After two-and-a-half weeks without Jeffrey, Jennifer shares her
"I think there was a huge light bulb moment during the taping when Dr. Phil had Jeffrey exit the stage, and he said that this is abuse. Then he told me to look at myself in the monitor, and he said, 'Don't you think you deserve better?' And the audience going, 'Yeah.' You know, like, 'What are you sticking around for?'" she says. "I'm doing great now that Jeffrey isn't here. I feel more comfortable in my own home. I can check my e-mail without somebody peering over my shoulder. I can call my mom without worrying if he's going to hear it. Even the kids and I, our relationship is better. I'm a lot stronger than I thought I was."
Jennifer explains that Jeffrey is having trouble not knowing what she is doing at all times. "It's freaking him out. He's checked my e-mail. He's been checking the messages on the phone to see who's called. That, right there, showed me that he wasn't giving it his best effort to change," she says.
In a letter to Jennifer, Jeffrey writes, Jen, I'm working hard in group meetings to better myself. I can't believe what a strong person you are. I hope you can share your strength with me to get us to a better place, and in turn, I will be a stronger, more caring person who will stand with you. I apologize for what I've done. "It bothers me when I get a letter from him, and he talks about us being together.

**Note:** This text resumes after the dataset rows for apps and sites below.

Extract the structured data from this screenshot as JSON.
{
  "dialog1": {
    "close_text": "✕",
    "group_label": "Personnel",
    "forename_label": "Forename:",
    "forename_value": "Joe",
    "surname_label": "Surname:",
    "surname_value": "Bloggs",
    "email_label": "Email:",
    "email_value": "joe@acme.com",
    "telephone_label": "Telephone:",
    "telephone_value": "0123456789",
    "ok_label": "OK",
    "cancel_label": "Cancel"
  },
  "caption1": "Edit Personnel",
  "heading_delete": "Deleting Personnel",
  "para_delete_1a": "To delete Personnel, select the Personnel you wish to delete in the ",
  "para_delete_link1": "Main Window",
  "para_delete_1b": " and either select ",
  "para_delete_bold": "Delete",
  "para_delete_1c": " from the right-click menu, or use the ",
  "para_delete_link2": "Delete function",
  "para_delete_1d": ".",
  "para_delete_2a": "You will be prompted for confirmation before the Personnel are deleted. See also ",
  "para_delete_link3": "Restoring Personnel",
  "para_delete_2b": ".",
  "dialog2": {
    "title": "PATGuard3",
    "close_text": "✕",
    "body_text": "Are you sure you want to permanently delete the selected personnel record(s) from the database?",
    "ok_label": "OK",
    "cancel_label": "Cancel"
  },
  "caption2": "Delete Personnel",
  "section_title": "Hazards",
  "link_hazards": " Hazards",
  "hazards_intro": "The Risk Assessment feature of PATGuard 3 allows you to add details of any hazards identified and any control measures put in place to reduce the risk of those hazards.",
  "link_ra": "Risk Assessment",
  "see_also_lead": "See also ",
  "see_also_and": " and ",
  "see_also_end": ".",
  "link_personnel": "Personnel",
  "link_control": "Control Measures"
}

It's almost like he'll be better contingent on me being here. I'm over it," Jennifer says.
Jennifer has made up her mind about the future of her relationship. "I am definitely going through with a separation and divorce. He's really irrational. I don't want to have to have him arrested, but if I have to, I will. It's been eight years of this, and I'm done," she says.
"Everyone around me is telling me to go, that I'm going to be the next Nicole Brown Simpson, and I don't know what to do," she says, crying. "He will not let me go. He's straight-up told people that he's not going to let me go. He's going to mess with me, and he's going do nasty things. I just know it."
Jennifer decides to take the $200 she has and go to her mother's in Iowa. "Even his sister, when I called her to tell her, she said, 'If you leave your car there, he's going to do something to it.' He will. He'll do something terrible. I know it. He's going to be pissed as hell when he gets here, I'm sure," she continues. "You don't understand," she says, shaking her head and crying. "He'll do anything he can to hurt me."
Jennifer meets with attorney Glenn Lewis, founder and chairman of the Lewis Law Firm, to learn her rights. "I want to start legal separation from Jeffrey, and I would say that that will probably, ultimately lead to divorce," she reveals.
"We can go to a judge next week and get an order about children and money and everything else. You and I are going to file papers, and we're going to ask the judge to protect you and your children and
Glenn tells Jennifer that she shouldn't focus on giving up her home because she can't afford it. "You have a right to equitable distribution. That means dividing assets, property," he says. "You told me that you don't own anything. I'm happy to tell you you're wrong. Your family has a business, and you're going to get an interest in the value of that. It's called equitable distribution of property."
Glenn informs Jennifer that until there is a court order, Jeffrey can take the kids and go anywhere. "We're going to prepare papers, and we're going to sign them and serve your husband with them," he says. "You've got to shut him down.
"Sounds great," Jennifer says.
"We're going to ask for a divorce, and you're committed to that, right?" Glenn asks.
"Yeah," Jennifer says.